### Work item:
Across all entries below, how many lines include "swiss"? Answer with the number alone.

Entries from a dataset of interfaces:
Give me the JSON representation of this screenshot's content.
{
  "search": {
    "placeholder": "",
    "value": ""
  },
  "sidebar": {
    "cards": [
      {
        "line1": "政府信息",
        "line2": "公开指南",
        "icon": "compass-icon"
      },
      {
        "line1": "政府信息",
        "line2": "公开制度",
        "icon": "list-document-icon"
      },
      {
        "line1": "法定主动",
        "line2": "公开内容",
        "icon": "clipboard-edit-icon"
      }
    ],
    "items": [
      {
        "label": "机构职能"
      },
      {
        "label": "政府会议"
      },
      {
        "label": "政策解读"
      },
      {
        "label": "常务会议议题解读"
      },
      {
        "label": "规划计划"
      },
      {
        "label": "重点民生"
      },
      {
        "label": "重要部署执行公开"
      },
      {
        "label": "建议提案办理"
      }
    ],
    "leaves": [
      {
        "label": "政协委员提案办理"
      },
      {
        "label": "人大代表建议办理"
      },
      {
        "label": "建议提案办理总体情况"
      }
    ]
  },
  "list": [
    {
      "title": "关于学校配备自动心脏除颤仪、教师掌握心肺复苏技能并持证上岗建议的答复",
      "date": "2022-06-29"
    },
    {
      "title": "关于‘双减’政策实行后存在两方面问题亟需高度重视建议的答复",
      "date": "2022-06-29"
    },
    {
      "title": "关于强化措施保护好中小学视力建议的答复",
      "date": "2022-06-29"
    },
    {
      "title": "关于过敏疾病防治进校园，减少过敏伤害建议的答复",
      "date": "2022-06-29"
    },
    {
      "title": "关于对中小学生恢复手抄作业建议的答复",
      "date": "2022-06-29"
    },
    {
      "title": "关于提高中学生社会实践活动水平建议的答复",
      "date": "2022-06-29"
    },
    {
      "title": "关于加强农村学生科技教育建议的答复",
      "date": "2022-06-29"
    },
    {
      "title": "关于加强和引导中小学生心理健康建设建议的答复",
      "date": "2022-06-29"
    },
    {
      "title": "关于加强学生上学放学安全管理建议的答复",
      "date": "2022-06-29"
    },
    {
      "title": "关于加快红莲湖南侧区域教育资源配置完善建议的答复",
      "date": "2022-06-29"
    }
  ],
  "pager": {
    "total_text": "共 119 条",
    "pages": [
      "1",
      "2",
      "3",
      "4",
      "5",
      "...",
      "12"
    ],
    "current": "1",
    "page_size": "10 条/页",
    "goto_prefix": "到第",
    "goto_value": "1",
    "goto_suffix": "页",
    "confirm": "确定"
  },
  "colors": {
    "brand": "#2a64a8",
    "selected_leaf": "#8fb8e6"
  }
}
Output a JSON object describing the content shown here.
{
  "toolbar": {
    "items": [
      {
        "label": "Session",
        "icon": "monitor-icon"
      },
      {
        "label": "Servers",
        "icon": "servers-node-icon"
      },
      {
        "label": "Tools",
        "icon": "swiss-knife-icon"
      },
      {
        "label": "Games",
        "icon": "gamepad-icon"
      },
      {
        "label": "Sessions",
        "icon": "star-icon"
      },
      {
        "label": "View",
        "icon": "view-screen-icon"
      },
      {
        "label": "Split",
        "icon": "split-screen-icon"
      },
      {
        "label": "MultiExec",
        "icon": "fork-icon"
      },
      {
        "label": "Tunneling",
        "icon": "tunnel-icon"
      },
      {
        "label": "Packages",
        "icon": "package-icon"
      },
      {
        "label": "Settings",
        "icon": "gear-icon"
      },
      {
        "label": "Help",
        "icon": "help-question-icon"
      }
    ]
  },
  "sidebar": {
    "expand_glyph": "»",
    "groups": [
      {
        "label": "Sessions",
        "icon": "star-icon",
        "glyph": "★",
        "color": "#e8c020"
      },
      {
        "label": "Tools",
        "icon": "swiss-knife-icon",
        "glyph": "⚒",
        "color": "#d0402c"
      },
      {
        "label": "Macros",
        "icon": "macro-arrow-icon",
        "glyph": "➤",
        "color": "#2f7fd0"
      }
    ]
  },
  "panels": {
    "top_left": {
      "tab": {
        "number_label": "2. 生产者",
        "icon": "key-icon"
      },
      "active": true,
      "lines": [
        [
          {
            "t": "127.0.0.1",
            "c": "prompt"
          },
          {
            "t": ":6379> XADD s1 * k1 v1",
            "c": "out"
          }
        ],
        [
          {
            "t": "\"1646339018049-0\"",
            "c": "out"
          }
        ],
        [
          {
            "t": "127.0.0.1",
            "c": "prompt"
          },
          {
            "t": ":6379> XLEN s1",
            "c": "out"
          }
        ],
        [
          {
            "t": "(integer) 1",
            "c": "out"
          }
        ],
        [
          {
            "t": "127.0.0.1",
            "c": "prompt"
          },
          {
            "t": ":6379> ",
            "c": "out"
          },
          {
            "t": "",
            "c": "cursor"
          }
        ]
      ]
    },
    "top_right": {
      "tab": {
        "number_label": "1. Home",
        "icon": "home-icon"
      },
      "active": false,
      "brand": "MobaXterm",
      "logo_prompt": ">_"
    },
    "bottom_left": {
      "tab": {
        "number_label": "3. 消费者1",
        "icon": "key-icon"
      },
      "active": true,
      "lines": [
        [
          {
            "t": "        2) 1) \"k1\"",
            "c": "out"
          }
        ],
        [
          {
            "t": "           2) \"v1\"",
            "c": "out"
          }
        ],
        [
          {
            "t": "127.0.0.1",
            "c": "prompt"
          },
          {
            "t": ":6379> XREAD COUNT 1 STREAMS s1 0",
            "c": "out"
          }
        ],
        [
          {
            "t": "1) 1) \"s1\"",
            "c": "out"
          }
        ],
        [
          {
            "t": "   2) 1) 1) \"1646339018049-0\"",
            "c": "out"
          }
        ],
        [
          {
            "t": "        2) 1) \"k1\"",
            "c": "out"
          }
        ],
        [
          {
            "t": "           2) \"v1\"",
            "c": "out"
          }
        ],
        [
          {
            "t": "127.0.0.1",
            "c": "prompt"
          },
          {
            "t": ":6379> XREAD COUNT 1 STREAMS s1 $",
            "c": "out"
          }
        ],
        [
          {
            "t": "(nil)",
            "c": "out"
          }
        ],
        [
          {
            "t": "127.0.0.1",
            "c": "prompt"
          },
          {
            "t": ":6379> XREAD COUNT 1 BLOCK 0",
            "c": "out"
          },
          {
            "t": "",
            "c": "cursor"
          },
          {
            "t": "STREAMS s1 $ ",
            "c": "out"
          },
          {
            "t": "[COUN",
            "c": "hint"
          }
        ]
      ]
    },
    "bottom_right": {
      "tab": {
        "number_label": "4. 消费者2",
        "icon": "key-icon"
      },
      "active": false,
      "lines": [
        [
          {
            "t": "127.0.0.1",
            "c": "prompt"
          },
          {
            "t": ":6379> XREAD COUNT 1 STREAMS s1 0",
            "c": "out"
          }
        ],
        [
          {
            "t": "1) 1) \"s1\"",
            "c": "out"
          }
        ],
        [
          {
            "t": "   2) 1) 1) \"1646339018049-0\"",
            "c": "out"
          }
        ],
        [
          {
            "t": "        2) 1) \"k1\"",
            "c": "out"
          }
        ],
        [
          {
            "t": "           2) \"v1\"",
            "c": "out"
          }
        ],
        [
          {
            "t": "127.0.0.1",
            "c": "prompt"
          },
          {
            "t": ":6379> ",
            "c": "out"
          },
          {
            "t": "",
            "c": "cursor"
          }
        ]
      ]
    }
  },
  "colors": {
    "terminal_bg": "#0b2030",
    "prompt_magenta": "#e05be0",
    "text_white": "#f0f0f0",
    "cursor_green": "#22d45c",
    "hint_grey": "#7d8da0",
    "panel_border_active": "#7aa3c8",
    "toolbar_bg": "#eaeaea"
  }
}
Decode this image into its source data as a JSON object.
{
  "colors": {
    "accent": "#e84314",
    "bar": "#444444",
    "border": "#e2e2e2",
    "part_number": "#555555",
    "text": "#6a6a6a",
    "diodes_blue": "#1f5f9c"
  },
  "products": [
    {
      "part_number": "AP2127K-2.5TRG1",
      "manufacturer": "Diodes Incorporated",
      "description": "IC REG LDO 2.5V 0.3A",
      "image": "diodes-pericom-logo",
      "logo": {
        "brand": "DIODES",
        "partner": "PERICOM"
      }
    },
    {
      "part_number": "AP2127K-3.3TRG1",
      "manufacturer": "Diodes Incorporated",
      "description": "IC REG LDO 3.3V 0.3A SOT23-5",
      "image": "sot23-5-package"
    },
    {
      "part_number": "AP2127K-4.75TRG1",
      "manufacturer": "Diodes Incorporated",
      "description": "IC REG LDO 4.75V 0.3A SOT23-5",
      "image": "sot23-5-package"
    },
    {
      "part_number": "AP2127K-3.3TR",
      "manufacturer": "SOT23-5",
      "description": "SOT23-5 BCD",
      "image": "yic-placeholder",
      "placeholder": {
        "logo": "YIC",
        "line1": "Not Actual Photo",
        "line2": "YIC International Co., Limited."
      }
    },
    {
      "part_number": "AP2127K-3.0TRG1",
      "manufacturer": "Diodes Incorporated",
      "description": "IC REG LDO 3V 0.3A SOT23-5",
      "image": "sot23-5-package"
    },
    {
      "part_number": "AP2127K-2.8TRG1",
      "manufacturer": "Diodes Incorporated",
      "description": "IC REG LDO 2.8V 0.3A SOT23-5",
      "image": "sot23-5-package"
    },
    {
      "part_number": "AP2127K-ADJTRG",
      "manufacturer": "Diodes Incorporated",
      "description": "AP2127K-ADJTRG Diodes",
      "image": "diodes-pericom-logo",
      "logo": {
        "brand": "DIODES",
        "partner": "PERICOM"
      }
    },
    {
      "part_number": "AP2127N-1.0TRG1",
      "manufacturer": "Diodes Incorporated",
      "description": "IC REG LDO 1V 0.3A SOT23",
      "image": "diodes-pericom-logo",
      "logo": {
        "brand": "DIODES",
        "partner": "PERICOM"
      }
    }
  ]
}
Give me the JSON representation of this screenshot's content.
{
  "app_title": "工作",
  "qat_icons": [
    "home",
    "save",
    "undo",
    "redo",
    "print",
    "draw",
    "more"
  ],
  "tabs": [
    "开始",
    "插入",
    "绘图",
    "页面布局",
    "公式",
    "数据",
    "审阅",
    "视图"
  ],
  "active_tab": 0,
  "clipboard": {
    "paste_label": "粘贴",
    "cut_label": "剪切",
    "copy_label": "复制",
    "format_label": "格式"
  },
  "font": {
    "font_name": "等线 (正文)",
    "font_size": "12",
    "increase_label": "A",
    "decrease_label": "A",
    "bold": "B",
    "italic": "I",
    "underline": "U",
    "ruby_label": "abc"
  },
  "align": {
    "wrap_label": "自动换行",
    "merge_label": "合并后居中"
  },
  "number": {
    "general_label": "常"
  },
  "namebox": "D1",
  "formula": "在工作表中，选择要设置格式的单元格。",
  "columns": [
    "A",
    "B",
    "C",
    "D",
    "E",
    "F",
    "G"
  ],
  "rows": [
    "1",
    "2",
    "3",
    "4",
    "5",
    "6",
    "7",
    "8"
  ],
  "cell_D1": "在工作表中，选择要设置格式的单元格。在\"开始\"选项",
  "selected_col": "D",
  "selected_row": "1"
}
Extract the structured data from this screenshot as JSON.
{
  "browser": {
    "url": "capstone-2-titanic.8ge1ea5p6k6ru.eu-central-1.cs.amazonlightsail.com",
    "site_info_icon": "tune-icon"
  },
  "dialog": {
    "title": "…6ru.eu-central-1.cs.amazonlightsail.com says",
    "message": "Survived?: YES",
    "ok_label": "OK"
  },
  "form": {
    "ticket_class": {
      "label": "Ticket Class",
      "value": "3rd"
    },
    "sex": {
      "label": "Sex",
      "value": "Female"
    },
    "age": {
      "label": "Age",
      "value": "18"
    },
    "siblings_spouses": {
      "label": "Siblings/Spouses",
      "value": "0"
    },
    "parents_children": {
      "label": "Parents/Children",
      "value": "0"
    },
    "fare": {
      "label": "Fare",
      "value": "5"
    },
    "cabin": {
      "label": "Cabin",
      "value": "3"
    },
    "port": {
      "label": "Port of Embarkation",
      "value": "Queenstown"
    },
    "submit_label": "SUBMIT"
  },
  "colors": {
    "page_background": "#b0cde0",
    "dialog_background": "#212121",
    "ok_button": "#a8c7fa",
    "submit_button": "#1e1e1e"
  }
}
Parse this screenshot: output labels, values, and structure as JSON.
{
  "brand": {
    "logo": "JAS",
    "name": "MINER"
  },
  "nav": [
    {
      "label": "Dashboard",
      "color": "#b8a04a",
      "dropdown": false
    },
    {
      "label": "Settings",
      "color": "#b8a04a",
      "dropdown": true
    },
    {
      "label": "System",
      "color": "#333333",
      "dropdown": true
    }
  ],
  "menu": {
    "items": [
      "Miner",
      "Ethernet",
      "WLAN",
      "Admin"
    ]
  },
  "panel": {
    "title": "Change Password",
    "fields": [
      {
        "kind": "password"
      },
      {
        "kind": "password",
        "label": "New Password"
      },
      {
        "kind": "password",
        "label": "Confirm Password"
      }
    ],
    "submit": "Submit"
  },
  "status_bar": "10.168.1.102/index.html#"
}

### Finished exercise:
2